Didn’t you know? The 401(k) loan is broken. On one hand, it’s a cheap way to borrow, the rate is currently about 4%, a great way to put more return into your retirement account, as other risk free rates are far lower, but with these benefits comes great risk, the risk that if you lose your job, you have a short amount of time to replace the money or pay both a 10% penalty and tax at your marginal rate. To make matters worse, even if you change jobs, it’s quite the trick to transfer the 401(k) from the old job to the new one and take the new loan out in time to pay the old. I’ve heard of people doing it, but it’s not as easy as it should be.
I don’t view routine borrowing as something to encourage. However, as part of the big picture prudent borrowing can help jump start one’s savings. For example, a $60K earner with a newborn finds that the budget is pretty tight, and being risk averse decides his emergency funds are too low. As the wife isn’t working and may not return for a year, he decides to stop his retirement contributions. Since the first 5% of his income would have been matched, this decision to not deposit this $3000 results in a loss of $6000 for his retirement. With different loan rules, he might view the loan risk a bit differently, and keep up the deposits, knowing he’s able to borrow the half he deposited.
When it comes to the 401(k) loan, there is nothing stopping congress from passing new rules. “If separated from the employer, the plan participant’s loan payments are suspended for as long as the unemployment lasts. When employed at a new company, the remaining balance is directly transferred along with the fact that there is a loan in place with the same terms and remaining balance as the original loan.” Congress, are you listening? What if the worker doesn’t regain employment? I’d suggest it’s bad enough to have someone out of the workforce, do we really want to chase them for the tax due on their loan?
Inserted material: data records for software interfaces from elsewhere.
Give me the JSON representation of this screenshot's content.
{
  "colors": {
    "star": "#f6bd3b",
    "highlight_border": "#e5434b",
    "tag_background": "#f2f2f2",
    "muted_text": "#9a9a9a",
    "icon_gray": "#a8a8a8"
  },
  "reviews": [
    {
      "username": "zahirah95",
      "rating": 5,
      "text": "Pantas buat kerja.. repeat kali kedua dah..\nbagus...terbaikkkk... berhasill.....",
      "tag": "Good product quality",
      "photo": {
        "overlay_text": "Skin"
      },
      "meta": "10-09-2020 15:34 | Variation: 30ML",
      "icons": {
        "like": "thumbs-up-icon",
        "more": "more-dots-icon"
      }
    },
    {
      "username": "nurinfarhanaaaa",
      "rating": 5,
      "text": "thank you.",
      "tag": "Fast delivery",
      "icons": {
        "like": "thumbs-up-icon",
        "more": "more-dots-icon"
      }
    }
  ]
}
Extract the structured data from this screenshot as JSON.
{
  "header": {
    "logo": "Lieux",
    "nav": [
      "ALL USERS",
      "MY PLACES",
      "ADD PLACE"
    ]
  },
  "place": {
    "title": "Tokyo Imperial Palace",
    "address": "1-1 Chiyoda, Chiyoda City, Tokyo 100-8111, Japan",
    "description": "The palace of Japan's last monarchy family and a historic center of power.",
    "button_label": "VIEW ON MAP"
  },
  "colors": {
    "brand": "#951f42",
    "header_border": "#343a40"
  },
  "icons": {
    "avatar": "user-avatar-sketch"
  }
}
I did one calculation, $10,000 owed to a credit card at 18% paid over 5 years will cost $254/mo. The same $10,000 taken as a 401(k) loan would be paid in 42 months using the same payment. 3-1/2 years instead of 5. And during that time, 4% going into the account instead of the sub 1% a short term government bond fund will return. In the big picture this may seem a small issue, but it’s one way those without the ability to borrow at low rates are getting the short end of the stick. On one hand, these loan are available and can be used to one’s advantage, but the flip side is the risk is too high for many. This small change can fix the 401(k) loan.